- _BRIEF_: Lines below that include the word "name" should each be copied.

- _SOURCE RECORDS_:
/---
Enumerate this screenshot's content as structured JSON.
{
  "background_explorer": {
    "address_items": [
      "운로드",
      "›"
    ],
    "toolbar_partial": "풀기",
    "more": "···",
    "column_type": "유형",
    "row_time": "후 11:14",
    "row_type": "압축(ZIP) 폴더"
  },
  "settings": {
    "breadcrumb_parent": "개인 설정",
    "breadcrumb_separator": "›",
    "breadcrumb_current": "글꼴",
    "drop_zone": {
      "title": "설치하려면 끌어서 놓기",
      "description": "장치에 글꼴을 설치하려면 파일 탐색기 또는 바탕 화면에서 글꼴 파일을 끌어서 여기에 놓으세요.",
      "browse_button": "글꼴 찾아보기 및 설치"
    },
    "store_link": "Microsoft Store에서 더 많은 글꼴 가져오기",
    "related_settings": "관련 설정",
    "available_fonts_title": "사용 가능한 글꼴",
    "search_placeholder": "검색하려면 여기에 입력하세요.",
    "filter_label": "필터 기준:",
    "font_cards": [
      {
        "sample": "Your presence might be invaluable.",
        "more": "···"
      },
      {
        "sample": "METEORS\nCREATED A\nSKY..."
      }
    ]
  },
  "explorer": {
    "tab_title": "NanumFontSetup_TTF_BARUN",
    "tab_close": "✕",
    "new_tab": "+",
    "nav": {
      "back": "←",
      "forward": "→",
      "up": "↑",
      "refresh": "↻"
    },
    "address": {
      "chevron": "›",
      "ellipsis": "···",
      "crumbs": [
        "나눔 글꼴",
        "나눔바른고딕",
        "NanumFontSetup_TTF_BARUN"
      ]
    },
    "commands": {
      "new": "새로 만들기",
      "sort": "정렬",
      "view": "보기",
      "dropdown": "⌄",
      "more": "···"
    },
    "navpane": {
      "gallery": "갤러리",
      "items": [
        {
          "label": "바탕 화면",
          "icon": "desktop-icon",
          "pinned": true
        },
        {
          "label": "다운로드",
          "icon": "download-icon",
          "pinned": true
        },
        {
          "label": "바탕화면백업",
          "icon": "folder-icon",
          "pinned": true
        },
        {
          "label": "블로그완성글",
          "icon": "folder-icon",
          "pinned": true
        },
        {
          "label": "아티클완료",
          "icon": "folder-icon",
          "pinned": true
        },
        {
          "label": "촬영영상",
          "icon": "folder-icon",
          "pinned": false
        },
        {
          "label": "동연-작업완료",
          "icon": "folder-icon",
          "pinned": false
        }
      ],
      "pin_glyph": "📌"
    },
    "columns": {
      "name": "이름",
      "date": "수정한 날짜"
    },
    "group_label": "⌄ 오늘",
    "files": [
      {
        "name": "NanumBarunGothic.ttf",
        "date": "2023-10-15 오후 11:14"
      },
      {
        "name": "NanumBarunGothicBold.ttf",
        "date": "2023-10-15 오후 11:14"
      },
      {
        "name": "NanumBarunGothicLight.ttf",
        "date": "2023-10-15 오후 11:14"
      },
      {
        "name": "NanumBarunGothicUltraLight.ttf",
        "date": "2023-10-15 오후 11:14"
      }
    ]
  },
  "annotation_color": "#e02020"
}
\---
- _ANSWER BELOW_:
      "name": "이름",
        "name": "NanumBarunGothic.ttf",
        "name": "NanumBarunGothicBold.ttf",
        "name": "NanumBarunGothicLight.ttf",
        "name": "NanumBarunGothicUltraLight.ttf",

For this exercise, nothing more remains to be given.